## Exercise objective:
Under this task are some entries; return every one of them exactly.

## Supplied material:
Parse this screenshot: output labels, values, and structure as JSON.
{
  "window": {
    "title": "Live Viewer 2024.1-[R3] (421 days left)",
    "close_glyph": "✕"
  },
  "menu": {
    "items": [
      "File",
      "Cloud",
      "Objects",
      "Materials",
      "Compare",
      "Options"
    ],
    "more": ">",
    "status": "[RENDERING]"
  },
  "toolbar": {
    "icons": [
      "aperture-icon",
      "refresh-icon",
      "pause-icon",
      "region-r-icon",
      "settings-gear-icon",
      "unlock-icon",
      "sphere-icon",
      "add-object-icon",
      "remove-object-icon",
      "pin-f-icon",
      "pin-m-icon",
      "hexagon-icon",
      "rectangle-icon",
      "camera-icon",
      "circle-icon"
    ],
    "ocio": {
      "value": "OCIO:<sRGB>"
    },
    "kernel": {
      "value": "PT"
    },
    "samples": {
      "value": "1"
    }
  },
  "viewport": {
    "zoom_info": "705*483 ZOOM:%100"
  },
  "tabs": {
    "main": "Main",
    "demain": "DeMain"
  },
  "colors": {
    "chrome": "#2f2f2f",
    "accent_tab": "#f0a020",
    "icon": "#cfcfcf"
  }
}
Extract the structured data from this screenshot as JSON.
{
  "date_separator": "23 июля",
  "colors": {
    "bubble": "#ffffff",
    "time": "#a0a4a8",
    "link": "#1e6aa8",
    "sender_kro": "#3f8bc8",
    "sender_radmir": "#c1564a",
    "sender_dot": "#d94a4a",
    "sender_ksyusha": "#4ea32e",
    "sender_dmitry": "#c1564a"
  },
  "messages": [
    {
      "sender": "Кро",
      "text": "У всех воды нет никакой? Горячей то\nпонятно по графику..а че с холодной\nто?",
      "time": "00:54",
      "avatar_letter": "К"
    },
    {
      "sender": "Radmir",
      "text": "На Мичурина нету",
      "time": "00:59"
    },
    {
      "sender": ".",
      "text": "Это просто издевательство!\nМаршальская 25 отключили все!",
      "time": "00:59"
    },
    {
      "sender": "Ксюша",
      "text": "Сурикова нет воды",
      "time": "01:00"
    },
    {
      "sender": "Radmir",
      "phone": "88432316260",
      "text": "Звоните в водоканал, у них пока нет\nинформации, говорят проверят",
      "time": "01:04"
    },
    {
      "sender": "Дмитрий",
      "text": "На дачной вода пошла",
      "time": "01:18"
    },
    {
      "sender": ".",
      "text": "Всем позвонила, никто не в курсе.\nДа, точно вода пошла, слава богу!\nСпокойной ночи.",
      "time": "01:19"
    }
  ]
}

## Result of the exercise:
Parse this screenshot: output labels, values, and structure as JSON.
{
  "window": {
    "title": "Live Viewer 2024.1-[R3] (421 days left)",
    "close_glyph": "✕"
  },
  "menu": {
    "items": [
      "File",
      "Cloud",
      "Objects",
      "Materials",
      "Compare",
      "Options"
    ],
    "more": ">",
    "status": "[RENDERING]"
  },
  "toolbar": {
    "icons": [
      "aperture-icon",
      "refresh-icon",
      "pause-icon",
      "region-r-icon",
      "settings-gear-icon",
      "unlock-icon",
      "sphere-icon",
      "add-object-icon",
      "remove-object-icon",
      "pin-f-icon",
      "pin-m-icon",
      "hexagon-icon",
      "rectangle-icon",
      "camera-icon",
      "circle-icon"
    ],
    "ocio": {
      "value": "OCIO:<sRGB>"
    },
    "kernel": {
      "value": "PT"
    },
    "samples": {
      "value": "1"
    }
  },
  "viewport": {
    "zoom_info": "705*483 ZOOM:%100"
  },
  "tabs": {
    "main": "Main",
    "demain": "DeMain"
  },
  "colors": {
    "chrome": "#2f2f2f",
    "accent_tab": "#f0a020",
    "icon": "#cfcfcf"
  }
}
Extract the structured data from this screenshot as JSON.
{
  "date_separator": "23 июля",
  "colors": {
    "bubble": "#ffffff",
    "time": "#a0a4a8",
    "link": "#1e6aa8",
    "sender_kro": "#3f8bc8",
    "sender_radmir": "#c1564a",
    "sender_dot": "#d94a4a",
    "sender_ksyusha": "#4ea32e",
    "sender_dmitry": "#c1564a"
  },
  "messages": [
    {
      "sender": "Кро",
      "text": "У всех воды нет никакой? Горячей то\nпонятно по графику..а че с холодной\nто?",
      "time": "00:54",
      "avatar_letter": "К"
    },
    {
      "sender": "Radmir",
      "text": "На Мичурина нету",
      "time": "00:59"
    },
    {
      "sender": ".",
      "text": "Это просто издевательство!\nМаршальская 25 отключили все!",
      "time": "00:59"
    },
    {
      "sender": "Ксюша",
      "text": "Сурикова нет воды",
      "time": "01:00"
    },
    {
      "sender": "Radmir",
      "phone": "88432316260",
      "text": "Звоните в водоканал, у них пока нет\nинформации, говорят проверят",
      "time": "01:04"
    },
    {
      "sender": "Дмитрий",
      "text": "На дачной вода пошла",
      "time": "01:18"
    },
    {
      "sender": ".",
      "text": "Всем позвонила, никто не в курсе.\nДа, точно вода пошла, слава богу!\nСпокойной ночи.",
      "time": "01:19"
    }
  ]
}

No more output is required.